I am not an empiricist. I am a critical rationalist.



Thanks for the sermon, what you call revelation; I call guess work.

B. Prokop said...

"this is precisely why it is irrational"

Revelation is not "irrational". It is "super-rational", in that it contains and enfolds reason - never contradicting it. To use an admittedly very poor (but still useful) analogy, reason is like the ordinances of a county, while revelation is akin to state law. One is a subset of the other, and neither (in an ideal world) is in contradiction.

"was due to scientists developing a testable theory"

Uhh.. You do realize that the Big Bang theory was developed by Georges LemaƮtre, a Catholic priest, right?

"your prejudice against so called "atheists""

Where did you get that from? I have no prejudice against atheism at all. My opinion of it is the result of judging, after the evidence both for and against it has been weighed and examined - the very opposite of prejudice (which forms an opinion prior to such, and thus the etymology of the word).

Jezu ufam tobie!

Drew Zi said...

"was due to scientists developing a testable theory"

Uhh.. You do realize that the Big Bang theory was developed by Georges LemaƮtre, a Catholic priest, right?

But not because of revelation, but in his capacity as an astronomer. His catholocism is incidental.

The development into a testable theory was due to Hawking and other scientists and the revolution into einsteinain physics. Your prejudice is simply that all atheists go by the same model is a prejudice.

Drew Zi said...

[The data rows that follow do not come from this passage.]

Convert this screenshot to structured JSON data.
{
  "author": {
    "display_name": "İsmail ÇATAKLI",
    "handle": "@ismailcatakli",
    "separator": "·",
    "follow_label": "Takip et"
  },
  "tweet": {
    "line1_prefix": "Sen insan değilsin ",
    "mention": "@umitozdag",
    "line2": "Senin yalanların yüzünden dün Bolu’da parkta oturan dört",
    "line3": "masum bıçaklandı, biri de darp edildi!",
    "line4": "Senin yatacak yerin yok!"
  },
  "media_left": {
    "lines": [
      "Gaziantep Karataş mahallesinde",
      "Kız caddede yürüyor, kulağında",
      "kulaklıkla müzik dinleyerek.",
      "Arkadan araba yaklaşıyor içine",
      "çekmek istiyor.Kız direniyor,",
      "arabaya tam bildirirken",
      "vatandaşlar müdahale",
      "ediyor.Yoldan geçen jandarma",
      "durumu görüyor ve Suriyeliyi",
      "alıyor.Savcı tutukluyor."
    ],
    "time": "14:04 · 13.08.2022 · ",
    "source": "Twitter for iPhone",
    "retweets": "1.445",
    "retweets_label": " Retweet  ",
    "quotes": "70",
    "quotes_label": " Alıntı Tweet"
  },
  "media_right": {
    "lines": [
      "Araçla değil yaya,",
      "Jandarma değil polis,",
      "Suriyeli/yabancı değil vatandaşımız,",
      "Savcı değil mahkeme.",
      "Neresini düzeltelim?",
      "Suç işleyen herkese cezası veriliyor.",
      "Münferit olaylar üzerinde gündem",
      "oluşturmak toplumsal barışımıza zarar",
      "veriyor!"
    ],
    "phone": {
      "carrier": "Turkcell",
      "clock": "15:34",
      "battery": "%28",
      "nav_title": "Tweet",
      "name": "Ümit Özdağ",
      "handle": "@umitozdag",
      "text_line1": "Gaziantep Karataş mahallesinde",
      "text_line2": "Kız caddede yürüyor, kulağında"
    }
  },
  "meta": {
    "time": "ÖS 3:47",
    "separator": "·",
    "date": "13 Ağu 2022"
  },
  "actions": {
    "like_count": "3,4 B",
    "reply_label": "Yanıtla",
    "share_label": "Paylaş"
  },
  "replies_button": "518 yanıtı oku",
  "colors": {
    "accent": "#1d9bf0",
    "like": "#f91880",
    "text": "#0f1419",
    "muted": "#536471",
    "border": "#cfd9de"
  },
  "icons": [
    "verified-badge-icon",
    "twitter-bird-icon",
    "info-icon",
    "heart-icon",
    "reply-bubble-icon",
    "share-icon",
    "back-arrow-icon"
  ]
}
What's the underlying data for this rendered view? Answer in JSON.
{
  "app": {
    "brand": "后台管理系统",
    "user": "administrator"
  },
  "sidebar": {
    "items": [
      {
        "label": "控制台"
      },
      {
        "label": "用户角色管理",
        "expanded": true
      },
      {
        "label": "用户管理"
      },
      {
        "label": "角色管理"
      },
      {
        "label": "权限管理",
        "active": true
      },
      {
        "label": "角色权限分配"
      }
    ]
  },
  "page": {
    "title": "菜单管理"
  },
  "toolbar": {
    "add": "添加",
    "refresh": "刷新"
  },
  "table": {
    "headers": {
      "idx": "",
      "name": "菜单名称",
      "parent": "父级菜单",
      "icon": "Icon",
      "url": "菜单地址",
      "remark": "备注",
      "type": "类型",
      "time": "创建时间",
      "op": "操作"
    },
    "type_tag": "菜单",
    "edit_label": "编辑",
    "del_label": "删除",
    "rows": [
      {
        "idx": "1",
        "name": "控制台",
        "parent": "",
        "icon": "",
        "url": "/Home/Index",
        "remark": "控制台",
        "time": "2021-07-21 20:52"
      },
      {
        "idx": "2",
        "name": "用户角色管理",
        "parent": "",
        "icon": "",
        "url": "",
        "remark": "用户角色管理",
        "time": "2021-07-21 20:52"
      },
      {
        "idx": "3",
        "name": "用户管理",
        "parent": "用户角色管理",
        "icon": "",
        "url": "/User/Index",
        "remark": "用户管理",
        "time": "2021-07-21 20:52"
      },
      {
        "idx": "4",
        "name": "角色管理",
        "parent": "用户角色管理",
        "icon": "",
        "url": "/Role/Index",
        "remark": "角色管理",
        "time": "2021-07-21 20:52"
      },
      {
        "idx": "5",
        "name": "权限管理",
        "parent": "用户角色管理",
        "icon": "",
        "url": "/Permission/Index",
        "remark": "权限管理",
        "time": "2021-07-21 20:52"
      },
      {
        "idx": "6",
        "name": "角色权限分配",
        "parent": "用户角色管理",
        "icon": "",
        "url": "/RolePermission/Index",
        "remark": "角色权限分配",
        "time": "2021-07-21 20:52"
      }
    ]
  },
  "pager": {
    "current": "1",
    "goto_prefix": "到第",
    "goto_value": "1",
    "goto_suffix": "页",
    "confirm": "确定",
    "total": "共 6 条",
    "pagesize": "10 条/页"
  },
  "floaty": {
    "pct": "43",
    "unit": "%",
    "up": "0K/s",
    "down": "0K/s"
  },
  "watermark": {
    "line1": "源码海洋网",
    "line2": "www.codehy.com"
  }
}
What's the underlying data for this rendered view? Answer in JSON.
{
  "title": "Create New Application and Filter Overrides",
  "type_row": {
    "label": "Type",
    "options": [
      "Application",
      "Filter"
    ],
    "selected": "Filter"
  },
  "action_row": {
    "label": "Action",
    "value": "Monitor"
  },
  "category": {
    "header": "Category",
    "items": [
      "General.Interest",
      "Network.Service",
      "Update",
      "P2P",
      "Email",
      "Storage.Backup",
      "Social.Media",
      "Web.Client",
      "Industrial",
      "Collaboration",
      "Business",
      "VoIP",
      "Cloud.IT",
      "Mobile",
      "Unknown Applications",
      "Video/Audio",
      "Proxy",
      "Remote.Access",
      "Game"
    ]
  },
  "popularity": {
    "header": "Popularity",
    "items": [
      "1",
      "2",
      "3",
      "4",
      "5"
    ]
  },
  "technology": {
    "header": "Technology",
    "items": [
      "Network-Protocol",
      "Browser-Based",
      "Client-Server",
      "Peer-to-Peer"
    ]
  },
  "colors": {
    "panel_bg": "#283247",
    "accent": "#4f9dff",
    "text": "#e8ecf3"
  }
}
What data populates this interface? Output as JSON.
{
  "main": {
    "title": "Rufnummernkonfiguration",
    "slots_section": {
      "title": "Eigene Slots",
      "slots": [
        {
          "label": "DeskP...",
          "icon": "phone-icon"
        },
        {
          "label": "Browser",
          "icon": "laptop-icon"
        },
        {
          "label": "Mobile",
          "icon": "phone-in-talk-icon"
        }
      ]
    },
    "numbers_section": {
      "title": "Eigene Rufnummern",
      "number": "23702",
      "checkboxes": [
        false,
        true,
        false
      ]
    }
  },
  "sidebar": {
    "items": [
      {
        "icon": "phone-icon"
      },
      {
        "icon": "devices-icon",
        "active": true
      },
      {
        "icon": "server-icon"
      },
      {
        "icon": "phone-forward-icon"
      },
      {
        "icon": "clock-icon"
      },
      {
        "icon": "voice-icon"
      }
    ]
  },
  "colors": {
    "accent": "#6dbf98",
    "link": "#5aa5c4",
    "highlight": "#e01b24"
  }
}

The origins of a theory are interesting, but irrelevant to them as theories. It is what is done to with them through argument, criticism and testing that is relevant. All ideas are first in myths, it takes criticisms and ingenuity to create testable theories; it does not validate the origin of the idea. Which would mean that all theories are correct always, which is a type of relativism.

Drew Zi said...

"Revelation is not "irrational". It is "super-rational", in that it contains and enfolds reason - never contradicting it."

This exactly the kind of maneuvar I am thinking about. The problem with this "super-rational" is that no criticism can contradict it, not observation can falsifiy it. This is a vice of any point-of-view, not a virtue, if someone came along with a theory (science or philosophical) you would see immediatly the problem with a theory that explains everything even contradictory statements. All theories like this are "super-rational" and therefore are all of them are true, because they all claim the same thing, that they cannot be contradicted by reason. That is a vice of a theory and people get trapped into this type of dogmatism too easily.

B. Prokop said...

Drew,

Since you seem to be rather enamored of Hawking (you've mentioned him a couple of times already), you really ought to watch THIS - without "prejudice".

Drew Zi said...

I am not enamoured of Hawking (I mentioned him once); I disgaree with his view on the scientific method and his pessimism. I simply mentioned him to give credit exactly where it is due, no more.

B. Prokop said...

You are correct; the first mention of him was by Gyan.